Human induced climate change is already having a significant impact on species and ecosystems around the world.
The IPCC (Intergovernmental Panel on Climate Change) 5th Assessment Report (2015) notes that ‘a large fraction of terrestrial, freshwater and marine species faces increased extinction risk due to climate change during and beyond the 21st century.’
Climate change – Impact on Irish Biodiversity
In Ireland, climate change is predicted to lead to warmer and drier summers, milder and wetter winters and an increase in the frequency of extreme weather events. Such climatic changes will disrupt Irish wildlife and our natural environment.
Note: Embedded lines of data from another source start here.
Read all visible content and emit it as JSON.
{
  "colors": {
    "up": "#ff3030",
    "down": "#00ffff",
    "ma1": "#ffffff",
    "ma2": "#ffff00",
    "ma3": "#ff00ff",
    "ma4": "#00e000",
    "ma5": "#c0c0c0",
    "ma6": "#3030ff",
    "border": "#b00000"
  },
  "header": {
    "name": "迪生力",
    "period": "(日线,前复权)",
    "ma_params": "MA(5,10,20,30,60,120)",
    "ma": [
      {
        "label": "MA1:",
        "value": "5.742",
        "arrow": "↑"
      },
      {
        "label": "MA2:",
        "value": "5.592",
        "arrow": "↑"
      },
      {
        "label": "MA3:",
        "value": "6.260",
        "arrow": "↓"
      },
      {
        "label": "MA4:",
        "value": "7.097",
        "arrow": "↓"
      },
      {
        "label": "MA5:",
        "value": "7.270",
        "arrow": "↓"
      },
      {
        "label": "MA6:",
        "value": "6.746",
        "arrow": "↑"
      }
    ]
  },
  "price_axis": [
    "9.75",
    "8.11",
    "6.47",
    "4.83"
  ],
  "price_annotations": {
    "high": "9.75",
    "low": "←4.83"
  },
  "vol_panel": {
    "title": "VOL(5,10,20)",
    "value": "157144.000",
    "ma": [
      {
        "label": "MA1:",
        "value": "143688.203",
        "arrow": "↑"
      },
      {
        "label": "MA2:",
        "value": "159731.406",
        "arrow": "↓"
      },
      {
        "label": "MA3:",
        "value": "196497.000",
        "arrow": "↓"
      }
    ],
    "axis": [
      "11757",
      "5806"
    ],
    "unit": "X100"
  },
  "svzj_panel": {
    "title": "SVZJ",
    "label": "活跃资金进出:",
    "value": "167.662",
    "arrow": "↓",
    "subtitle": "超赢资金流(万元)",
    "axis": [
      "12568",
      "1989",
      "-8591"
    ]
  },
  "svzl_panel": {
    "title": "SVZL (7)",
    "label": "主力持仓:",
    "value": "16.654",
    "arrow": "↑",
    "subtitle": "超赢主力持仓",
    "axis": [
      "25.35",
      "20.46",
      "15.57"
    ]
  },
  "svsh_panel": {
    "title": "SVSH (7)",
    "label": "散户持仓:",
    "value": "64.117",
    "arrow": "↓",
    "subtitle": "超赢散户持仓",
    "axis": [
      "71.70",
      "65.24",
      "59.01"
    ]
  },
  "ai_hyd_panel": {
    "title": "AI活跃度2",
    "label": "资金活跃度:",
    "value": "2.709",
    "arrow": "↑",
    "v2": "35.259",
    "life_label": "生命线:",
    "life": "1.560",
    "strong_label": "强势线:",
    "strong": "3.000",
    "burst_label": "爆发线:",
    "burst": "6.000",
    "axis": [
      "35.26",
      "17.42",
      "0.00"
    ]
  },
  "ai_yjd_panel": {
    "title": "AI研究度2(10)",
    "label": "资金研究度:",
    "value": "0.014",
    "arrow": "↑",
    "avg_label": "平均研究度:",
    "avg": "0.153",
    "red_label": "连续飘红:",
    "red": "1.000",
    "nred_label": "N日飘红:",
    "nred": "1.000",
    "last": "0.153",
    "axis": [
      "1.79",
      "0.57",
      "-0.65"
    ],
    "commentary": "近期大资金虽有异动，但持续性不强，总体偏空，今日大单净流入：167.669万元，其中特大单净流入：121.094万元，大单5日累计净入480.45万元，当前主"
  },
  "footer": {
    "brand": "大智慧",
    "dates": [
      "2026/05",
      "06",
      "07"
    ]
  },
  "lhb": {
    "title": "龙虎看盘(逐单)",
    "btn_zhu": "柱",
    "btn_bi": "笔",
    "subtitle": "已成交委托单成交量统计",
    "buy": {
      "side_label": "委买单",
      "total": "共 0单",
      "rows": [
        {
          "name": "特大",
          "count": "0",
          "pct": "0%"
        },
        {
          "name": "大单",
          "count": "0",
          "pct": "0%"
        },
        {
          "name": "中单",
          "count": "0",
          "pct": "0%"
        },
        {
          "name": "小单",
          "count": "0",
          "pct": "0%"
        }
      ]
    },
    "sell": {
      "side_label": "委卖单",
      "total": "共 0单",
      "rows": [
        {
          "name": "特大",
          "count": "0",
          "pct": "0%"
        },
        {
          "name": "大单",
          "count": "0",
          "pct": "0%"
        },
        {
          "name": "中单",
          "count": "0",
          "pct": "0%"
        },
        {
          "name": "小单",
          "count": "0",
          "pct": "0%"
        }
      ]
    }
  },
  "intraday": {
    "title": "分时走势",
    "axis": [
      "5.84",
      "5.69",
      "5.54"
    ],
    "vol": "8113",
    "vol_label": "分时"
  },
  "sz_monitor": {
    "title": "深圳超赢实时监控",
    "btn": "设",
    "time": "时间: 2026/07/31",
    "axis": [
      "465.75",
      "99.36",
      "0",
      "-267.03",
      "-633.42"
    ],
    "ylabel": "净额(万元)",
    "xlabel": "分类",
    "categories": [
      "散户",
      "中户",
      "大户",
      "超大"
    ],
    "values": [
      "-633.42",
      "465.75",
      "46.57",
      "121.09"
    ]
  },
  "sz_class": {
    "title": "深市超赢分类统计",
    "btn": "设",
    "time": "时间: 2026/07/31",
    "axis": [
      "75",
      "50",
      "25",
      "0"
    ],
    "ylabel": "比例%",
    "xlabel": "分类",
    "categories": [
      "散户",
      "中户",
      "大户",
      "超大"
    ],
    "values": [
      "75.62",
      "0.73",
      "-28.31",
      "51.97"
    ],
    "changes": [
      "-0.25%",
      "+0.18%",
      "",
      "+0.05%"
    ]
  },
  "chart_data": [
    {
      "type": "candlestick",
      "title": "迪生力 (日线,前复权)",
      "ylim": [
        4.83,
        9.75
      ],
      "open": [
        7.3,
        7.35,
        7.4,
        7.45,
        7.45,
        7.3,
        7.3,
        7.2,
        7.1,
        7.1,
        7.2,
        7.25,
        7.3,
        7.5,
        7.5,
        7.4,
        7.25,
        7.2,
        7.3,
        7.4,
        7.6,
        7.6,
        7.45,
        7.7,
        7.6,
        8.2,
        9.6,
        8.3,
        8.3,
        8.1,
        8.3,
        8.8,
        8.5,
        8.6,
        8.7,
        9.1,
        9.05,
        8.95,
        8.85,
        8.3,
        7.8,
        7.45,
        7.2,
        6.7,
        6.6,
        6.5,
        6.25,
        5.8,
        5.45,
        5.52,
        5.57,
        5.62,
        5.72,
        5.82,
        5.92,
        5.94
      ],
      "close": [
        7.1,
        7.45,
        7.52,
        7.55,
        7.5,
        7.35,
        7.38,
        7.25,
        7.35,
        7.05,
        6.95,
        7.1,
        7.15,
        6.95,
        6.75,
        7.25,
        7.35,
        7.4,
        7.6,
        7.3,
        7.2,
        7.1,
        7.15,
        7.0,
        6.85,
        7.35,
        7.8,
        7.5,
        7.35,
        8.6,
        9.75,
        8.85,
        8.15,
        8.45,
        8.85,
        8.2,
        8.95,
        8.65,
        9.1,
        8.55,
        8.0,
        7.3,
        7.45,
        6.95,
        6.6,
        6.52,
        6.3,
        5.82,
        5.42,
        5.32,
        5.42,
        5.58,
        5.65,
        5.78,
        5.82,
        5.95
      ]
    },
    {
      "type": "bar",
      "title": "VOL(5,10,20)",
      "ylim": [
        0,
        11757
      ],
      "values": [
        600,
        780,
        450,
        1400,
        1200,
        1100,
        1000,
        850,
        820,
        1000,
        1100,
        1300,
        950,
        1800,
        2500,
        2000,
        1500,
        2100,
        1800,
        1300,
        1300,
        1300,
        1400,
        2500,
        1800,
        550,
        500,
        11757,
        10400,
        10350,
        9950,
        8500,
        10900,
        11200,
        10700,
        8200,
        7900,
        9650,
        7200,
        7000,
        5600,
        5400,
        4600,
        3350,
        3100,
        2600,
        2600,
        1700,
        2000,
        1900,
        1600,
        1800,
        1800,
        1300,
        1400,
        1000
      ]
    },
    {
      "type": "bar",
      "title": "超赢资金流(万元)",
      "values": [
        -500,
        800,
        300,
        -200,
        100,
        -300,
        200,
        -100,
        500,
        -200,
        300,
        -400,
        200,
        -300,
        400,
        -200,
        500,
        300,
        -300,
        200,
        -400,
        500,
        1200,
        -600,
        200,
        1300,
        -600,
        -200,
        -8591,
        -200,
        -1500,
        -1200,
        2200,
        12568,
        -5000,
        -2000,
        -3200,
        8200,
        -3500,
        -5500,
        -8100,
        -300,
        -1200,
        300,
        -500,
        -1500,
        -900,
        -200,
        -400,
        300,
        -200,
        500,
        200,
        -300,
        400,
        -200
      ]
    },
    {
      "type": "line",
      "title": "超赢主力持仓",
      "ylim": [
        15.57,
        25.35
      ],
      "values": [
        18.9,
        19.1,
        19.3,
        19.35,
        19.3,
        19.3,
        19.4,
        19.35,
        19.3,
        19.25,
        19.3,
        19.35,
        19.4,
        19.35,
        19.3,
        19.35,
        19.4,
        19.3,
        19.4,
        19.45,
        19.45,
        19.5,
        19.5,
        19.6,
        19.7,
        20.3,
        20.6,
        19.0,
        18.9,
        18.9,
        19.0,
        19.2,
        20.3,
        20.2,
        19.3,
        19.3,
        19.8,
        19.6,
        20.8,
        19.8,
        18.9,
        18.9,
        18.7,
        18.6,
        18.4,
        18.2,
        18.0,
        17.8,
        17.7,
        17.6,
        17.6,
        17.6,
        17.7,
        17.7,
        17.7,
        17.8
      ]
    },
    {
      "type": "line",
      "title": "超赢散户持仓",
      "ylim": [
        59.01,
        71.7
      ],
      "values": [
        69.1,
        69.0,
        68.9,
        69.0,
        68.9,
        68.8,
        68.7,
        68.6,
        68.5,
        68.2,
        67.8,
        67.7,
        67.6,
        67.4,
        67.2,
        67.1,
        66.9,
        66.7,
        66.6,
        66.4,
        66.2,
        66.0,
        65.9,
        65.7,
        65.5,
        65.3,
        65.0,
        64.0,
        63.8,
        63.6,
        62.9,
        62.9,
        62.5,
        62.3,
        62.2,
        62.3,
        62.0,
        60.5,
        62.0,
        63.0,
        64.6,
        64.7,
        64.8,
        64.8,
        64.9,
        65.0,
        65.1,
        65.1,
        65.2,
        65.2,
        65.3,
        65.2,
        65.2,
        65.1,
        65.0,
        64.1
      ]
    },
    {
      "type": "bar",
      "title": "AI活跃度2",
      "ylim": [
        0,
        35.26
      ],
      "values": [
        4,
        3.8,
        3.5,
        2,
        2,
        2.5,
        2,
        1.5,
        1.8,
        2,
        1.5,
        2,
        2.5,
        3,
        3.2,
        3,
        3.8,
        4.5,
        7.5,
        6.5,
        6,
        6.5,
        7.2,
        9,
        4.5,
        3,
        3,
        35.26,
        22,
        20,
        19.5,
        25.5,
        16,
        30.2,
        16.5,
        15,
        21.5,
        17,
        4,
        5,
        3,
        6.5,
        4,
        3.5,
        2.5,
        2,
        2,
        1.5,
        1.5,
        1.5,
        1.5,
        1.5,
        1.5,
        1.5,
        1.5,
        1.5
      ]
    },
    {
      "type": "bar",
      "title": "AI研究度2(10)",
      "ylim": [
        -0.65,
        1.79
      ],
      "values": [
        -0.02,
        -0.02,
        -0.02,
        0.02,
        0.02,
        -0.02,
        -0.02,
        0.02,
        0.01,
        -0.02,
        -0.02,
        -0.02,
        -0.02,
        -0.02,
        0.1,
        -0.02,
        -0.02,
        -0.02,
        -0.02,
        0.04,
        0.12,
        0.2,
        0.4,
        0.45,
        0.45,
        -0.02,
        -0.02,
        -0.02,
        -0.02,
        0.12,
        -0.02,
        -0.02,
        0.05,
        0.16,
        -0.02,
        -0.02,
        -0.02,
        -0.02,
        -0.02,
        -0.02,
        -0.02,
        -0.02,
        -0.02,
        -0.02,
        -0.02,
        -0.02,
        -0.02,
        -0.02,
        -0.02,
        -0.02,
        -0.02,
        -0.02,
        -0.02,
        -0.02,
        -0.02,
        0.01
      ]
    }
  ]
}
Warmer weather may lead to changes in the life cycles of insects, birds, plants and mammals. Changes in weather patterns could lead to behavioural change in pests and pollinators and disturb the delicate balance that exists in the wild. In the Irish marine environment, some species may suffer including kelp, barnacles and starfish, while others such as cuttlefish and purple sea urchin may thrive more in the changed climate. Climate change may also bring changes in the distribution and abundance of invasive species. To reduce the impacts of climate change, protection of our bogs is imperative as loss of peatlands, will lead to release of stored carbon.
Evidence of changing life cycles has already been seen in the international migratory patterns of birds and some insects. The Little Egret, commonly found in Mediterranean Europe, is now a regular visitor in Irish coastal ecosystems.